On the morning of Tuesday, July 29th, Ms. Hornsby went to the 1900 McKinney building and spoke to Concierge Susan Gutierrez. Ms. Hornsby told Ms. Gutierrez that she had found a collectible item the previous evening, and wondered if anyone had reported the loss of any valuable items in the last 24 hours? Ms. Gutierrez told her that, yes, in fact a resident of the building had reported losing a vintage $1000 bill, and had contacted the building’s management about the loss on the off-chance that the item was turned in. Realizing that the owner of the lost $1000 bill had been located, Sheila made arrangements to meet the owner later that evening when she could come back with the item.
On the evening of Tuesday, July 29th, Ms. Hornsby met the rightful owner of the vintage $1000 bill in the lobby of the high rise building, with a number of concierges and passersby in attendance. When she returned the bill in its sleeve to the resident who had lost it, she was overwhelmed by the positive response of its owner and of those witnessing its return. “It was so gratifying to see how surprised, thankful and happy the owner of the bill was to have it returned,” said Ms. Hornsby. “He kept saying how upset he had been at himself that he had lost the sleeve with the bill, and was certain no one would ever turn it in upon finding it. I really felt like I restored some of his faith in humanity by doing the right thing and returning what I had found. The people that were in the lobby that night when I returned the bill said it really inspired them to want to do similar good deeds, because doing so clearly created a lot of happiness. I did not realize how simply doing the right thing could be so inspiring.”
Park Cities Pet Sitter’s President, Joette White, learned about Ms. Hornsby’s find and her attempts to locate the owner of the valuable item from the sitter herself. Ms. White said that upon hearing Sheila’s story she simply felt a lot of pride in her sitter and in her company. “My business is built on the credibility and trust of my staff. We ask our clients to entrust us with the care of their beloved pets, and are given access to people’s homes when they are away. Having dependable, honest and trustworthy staff is a requirement for what we do. But it is also part of our company mission to ‘be thoughtful to the people around you and think how you can impact them in a positive way’,” said Ms. White. “The actions that Sheila took to do the right thing, of her own volition, is exactly what I would want her or any of my staff to do in that type of scenario. I cannot help but feel proud and inspired by the thoughtful actions of one of my staff.”

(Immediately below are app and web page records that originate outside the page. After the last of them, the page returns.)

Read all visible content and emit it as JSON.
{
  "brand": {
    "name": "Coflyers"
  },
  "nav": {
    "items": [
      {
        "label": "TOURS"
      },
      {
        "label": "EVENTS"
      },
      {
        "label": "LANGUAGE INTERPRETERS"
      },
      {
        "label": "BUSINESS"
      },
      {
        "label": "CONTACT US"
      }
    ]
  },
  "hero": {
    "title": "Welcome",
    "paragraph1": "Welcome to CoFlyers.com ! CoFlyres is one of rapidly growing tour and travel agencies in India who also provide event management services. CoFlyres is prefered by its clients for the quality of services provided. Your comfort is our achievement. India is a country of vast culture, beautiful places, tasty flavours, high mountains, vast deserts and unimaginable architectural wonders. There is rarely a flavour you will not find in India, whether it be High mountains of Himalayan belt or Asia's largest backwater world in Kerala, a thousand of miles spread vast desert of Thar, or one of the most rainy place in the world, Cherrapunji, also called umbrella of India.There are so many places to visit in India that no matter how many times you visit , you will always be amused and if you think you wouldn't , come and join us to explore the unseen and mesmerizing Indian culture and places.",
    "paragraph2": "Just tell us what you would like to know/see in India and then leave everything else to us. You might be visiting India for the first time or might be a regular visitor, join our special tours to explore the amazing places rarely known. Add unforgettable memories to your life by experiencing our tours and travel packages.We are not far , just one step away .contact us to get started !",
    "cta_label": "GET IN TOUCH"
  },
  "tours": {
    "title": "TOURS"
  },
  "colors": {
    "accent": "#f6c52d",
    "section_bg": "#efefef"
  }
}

Park Cities Pet Sitter, Inc. has served the Dallas area 7 days a week, 365 days a year since 1992. Pet sitting, daily dog walks, pet taxis, overnight sitting, pet supply shopping, litter box cleaning and dog training are all part of the services PCPSI offers. Park Cities Pet Sitter is bonded and insured, and all sitters are employees--not independent contractors. A manager is on-call 24 hours a day to handle any emergencies. Additional information about Park Cities Pet Sitter can be found on their website at http://www.pcpsi.com.
Joette White, Park Cities Pet Sitter, Inc, http://www.pcpsi.com, 214-828-0192, [email protected]
SOURCE Park Cities Pet Sitter, Inc